• _Directions for this task_: Whenever "ngoài" appears in a line of the entries below, that line counts; give the total only.
:: Dataset records ::
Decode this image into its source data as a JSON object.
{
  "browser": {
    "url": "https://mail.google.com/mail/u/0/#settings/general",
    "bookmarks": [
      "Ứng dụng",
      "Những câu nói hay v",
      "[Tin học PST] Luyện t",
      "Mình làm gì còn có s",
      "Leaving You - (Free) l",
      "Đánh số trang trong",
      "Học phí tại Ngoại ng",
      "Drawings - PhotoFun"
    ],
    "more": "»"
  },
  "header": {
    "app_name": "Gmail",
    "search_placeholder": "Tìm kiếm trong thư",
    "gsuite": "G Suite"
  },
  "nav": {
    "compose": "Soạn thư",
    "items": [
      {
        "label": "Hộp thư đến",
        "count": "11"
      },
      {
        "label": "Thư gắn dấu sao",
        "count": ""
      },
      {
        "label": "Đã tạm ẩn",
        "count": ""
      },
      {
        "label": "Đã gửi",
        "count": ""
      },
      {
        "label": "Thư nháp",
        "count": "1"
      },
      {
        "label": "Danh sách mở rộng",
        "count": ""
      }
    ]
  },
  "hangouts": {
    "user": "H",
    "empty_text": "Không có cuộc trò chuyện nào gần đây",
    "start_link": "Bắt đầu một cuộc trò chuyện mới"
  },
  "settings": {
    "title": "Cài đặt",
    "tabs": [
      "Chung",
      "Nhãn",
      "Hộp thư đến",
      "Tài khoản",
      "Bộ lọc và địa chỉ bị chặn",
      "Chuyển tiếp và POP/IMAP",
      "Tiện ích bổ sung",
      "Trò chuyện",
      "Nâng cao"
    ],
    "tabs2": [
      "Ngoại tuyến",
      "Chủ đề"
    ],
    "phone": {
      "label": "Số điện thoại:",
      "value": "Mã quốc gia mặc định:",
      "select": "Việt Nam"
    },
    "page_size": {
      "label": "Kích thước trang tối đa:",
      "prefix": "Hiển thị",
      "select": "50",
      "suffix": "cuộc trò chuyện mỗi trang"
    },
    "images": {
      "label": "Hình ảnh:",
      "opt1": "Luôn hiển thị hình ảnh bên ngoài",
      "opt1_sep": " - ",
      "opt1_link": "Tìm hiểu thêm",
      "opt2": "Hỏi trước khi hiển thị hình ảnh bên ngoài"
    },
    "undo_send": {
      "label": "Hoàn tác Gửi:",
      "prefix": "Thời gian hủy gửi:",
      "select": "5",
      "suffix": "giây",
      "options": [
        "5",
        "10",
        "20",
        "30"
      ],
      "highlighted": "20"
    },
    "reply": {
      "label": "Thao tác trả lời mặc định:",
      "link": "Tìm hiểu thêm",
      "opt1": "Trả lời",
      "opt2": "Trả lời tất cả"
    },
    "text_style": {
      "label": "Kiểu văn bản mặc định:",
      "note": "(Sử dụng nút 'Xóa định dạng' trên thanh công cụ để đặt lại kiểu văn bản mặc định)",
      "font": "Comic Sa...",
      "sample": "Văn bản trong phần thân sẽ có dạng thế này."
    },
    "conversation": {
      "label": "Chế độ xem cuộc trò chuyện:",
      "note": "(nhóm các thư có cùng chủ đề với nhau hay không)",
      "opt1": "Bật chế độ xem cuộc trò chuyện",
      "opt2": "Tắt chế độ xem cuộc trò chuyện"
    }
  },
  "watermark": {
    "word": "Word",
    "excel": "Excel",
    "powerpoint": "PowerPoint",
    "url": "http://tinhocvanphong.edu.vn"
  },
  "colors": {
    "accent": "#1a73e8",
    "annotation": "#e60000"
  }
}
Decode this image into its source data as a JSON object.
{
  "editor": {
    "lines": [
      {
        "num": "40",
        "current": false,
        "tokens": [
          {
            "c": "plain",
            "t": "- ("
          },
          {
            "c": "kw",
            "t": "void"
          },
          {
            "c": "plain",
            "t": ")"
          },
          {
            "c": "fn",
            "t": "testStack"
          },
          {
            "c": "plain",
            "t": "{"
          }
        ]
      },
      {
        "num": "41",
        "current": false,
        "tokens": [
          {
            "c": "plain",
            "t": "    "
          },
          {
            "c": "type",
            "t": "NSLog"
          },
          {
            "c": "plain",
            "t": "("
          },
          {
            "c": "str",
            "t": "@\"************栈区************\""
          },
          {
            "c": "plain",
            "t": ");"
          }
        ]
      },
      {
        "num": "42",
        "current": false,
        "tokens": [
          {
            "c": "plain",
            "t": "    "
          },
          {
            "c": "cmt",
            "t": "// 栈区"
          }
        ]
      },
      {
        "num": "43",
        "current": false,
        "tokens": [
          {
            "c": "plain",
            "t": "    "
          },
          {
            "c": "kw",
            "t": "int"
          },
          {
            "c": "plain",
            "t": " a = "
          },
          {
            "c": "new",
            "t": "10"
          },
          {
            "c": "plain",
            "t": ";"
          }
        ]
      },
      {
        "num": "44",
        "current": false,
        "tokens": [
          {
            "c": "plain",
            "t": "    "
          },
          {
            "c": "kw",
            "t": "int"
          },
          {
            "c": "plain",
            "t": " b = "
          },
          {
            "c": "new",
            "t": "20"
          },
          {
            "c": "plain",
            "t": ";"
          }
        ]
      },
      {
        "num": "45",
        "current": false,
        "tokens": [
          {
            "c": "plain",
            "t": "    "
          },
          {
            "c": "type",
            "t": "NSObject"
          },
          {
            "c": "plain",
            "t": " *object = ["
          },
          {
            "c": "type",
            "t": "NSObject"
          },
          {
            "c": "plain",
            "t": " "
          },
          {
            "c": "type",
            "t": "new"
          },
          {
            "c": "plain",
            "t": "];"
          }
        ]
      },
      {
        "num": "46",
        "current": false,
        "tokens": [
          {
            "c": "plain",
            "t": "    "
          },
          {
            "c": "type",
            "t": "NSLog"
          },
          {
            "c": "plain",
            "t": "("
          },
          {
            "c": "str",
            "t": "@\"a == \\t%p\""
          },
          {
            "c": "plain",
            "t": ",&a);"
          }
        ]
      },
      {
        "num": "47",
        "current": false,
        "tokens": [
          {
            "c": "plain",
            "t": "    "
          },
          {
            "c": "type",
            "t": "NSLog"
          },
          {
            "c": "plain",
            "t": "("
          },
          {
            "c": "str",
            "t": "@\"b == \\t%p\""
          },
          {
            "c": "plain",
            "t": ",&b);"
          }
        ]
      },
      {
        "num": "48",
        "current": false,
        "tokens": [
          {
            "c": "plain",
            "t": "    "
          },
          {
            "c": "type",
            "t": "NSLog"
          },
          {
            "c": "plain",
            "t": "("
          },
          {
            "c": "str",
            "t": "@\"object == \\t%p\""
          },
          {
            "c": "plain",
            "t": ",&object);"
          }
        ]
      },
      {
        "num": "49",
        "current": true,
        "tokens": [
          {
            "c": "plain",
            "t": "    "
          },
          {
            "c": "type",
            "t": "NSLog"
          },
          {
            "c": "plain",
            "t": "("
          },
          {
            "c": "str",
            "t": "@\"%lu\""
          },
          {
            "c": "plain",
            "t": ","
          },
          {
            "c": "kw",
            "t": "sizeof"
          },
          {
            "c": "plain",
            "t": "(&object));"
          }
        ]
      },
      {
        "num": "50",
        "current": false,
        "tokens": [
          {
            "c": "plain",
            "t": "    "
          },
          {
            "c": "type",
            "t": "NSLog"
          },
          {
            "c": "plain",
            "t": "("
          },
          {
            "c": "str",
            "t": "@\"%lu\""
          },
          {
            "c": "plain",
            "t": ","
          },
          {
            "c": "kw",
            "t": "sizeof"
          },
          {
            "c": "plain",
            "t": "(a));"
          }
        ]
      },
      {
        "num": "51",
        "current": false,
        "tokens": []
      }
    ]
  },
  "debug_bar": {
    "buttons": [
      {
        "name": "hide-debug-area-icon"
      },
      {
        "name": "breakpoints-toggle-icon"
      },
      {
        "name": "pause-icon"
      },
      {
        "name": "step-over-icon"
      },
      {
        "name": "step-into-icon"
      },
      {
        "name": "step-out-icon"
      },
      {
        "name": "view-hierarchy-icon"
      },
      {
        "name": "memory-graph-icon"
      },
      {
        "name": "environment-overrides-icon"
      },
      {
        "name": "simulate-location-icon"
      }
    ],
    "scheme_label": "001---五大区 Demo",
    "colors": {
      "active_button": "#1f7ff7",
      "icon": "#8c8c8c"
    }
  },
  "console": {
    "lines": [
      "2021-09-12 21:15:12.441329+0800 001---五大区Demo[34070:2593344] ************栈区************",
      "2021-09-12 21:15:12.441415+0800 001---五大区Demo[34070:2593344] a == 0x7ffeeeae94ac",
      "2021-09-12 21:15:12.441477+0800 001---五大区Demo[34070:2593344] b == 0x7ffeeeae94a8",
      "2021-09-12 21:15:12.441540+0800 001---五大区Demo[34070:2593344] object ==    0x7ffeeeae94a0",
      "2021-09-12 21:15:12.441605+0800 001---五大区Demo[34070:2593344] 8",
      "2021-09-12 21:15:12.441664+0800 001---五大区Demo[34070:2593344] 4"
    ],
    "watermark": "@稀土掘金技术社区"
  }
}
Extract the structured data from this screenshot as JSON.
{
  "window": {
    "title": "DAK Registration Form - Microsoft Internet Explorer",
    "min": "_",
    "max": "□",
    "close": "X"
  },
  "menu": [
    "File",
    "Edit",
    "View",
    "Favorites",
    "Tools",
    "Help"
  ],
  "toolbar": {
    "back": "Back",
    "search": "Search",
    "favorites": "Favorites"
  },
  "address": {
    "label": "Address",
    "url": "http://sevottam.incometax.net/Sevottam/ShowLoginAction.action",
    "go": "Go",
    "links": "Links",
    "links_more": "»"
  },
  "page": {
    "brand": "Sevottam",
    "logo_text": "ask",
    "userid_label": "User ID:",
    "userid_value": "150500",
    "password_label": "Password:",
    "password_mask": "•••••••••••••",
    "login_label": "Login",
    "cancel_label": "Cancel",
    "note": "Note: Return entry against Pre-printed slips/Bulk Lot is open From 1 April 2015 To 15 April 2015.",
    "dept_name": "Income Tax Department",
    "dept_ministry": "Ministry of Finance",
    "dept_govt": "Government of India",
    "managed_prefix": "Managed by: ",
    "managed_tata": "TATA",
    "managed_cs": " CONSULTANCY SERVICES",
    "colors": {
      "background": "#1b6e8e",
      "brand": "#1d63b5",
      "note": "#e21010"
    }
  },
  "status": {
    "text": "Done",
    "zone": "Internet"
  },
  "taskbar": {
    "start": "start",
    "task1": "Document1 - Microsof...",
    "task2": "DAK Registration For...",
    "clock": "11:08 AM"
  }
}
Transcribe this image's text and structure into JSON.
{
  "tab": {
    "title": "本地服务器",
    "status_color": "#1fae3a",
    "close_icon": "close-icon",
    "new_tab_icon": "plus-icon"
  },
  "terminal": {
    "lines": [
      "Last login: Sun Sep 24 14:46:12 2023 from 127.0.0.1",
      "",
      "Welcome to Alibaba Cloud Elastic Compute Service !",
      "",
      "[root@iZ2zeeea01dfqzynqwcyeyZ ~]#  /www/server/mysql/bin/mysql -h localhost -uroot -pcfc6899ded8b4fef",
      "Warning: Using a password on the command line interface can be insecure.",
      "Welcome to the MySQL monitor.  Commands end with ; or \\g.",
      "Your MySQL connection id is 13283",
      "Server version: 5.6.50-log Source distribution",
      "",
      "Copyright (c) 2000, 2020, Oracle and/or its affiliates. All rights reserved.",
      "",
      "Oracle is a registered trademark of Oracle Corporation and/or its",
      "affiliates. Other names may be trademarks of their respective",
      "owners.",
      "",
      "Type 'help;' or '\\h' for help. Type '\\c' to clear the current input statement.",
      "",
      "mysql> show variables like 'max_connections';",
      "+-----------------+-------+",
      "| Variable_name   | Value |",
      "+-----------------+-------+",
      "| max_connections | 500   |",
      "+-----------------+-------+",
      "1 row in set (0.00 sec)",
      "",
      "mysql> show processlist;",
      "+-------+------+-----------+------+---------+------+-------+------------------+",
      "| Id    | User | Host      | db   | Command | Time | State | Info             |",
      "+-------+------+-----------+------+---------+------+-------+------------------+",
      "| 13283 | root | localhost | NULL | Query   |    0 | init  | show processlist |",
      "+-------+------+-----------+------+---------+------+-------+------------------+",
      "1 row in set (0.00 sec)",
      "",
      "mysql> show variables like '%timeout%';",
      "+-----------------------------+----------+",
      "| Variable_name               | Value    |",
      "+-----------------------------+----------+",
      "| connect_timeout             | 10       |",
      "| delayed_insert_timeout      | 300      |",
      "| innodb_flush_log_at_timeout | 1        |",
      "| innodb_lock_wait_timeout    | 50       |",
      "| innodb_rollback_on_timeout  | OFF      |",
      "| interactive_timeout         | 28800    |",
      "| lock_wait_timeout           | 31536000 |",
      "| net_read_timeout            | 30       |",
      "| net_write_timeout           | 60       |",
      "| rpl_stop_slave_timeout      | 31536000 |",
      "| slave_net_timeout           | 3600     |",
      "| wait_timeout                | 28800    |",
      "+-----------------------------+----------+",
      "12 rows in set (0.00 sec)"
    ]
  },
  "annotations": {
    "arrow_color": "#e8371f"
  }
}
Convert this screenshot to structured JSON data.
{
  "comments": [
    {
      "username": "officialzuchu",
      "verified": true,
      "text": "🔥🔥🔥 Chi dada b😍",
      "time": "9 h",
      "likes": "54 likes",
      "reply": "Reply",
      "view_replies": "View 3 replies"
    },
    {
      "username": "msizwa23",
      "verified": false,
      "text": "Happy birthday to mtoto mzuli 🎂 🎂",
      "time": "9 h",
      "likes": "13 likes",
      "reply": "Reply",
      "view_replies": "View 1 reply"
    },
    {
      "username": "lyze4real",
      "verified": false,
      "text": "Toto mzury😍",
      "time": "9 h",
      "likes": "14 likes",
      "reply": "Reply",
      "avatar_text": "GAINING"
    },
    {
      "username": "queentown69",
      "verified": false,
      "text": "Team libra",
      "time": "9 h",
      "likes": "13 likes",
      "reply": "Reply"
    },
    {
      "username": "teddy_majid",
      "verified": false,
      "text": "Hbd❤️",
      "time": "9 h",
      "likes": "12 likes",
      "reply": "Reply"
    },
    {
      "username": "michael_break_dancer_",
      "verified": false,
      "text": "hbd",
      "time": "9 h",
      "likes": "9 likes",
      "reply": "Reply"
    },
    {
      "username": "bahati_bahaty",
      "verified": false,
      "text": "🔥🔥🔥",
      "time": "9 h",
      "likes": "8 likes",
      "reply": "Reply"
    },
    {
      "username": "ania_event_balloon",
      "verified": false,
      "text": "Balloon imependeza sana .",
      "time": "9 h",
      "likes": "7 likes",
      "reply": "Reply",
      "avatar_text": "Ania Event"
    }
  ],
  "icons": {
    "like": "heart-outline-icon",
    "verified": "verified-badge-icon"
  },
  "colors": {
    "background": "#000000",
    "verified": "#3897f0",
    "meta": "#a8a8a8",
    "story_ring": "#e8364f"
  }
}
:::
• _Your solution_: 2